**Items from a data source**

= Beginning of Section =

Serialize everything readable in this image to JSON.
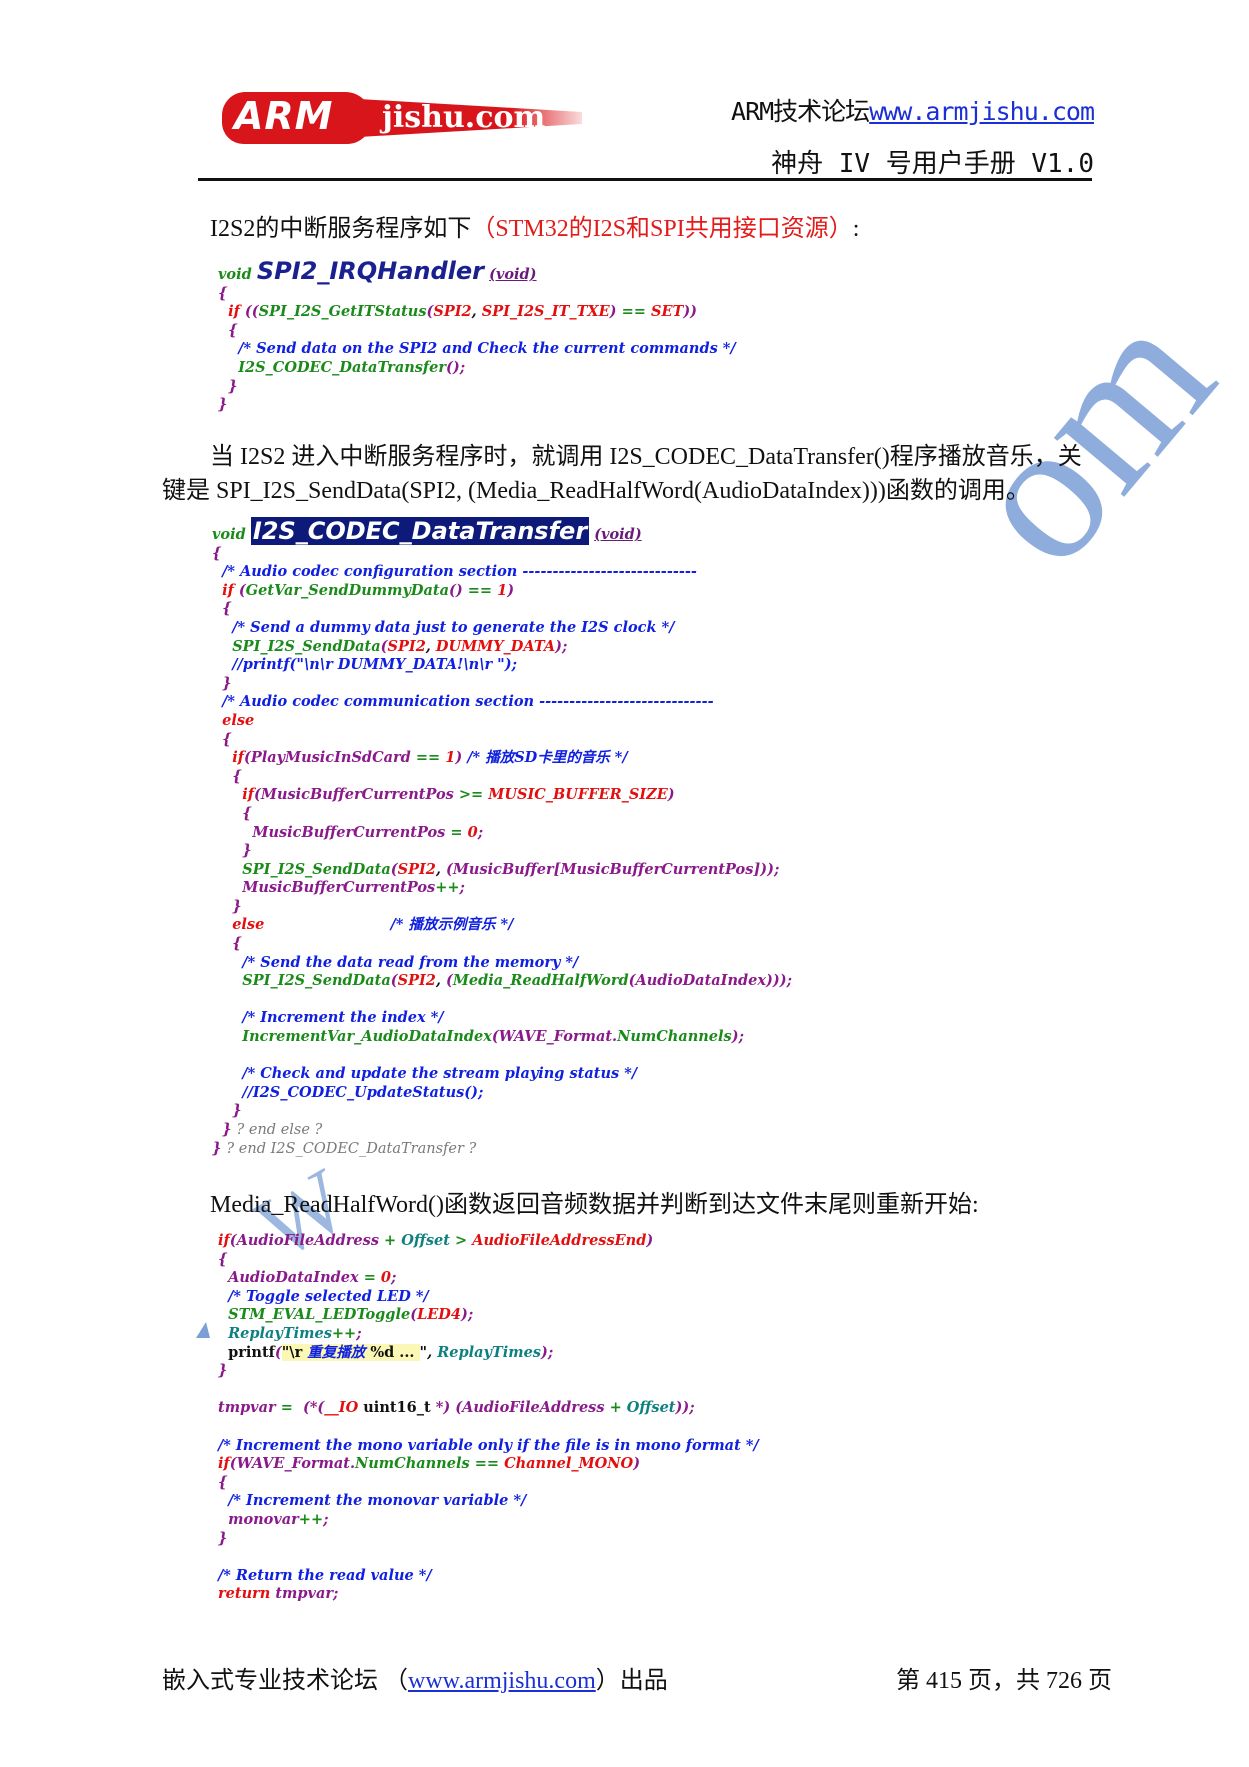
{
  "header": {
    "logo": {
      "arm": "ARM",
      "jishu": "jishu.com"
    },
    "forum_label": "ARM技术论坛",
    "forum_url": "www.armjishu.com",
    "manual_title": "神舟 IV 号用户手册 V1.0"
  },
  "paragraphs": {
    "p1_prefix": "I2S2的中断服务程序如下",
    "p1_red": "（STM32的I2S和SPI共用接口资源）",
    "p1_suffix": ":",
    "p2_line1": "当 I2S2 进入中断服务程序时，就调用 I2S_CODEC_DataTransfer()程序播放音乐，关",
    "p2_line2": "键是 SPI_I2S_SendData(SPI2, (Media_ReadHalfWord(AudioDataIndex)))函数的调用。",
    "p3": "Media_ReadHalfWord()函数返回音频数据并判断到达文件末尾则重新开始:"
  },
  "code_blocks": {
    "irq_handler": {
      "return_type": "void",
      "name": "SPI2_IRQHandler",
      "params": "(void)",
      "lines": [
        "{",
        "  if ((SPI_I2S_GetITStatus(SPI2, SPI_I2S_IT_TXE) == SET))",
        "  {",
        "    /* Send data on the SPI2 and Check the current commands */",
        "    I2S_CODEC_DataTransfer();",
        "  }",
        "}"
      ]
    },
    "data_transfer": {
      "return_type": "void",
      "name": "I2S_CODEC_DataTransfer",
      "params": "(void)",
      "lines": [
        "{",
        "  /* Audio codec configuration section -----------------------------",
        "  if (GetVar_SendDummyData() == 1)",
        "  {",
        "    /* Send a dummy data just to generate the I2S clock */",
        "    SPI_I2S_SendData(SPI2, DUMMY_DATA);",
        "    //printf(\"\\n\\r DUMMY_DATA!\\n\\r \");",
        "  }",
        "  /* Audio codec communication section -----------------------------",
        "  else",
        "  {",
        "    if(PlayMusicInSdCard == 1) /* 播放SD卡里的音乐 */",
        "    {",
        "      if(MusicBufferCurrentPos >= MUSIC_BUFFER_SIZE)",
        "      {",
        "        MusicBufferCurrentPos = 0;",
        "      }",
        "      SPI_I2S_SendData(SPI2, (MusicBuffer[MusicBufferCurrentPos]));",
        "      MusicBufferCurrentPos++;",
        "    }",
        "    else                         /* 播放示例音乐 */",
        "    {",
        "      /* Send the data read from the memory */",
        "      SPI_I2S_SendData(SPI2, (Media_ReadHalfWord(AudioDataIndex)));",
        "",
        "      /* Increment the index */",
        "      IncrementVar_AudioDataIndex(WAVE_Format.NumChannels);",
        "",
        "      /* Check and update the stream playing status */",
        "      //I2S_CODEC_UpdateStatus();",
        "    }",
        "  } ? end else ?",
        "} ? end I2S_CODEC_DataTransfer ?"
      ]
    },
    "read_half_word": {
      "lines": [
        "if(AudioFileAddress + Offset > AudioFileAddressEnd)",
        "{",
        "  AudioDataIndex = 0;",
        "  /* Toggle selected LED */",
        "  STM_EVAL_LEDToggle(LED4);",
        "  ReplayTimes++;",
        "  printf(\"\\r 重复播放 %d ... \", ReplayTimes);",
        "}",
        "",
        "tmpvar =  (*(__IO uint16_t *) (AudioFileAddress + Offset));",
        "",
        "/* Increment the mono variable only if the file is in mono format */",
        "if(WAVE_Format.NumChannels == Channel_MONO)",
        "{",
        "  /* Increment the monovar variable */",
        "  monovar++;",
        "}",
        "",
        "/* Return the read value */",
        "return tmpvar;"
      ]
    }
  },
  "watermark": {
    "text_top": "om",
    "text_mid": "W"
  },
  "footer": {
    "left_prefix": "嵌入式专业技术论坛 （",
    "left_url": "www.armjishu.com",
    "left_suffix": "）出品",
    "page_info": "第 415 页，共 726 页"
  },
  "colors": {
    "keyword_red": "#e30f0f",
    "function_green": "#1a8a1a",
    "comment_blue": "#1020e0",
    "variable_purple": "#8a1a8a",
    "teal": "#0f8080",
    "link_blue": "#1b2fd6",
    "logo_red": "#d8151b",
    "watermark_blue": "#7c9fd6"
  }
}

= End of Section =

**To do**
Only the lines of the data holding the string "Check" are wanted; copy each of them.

**Exercise solution**
        "    /* Send data on the SPI2 and Check the current commands */",
        "      /* Check and update the stream playing status */",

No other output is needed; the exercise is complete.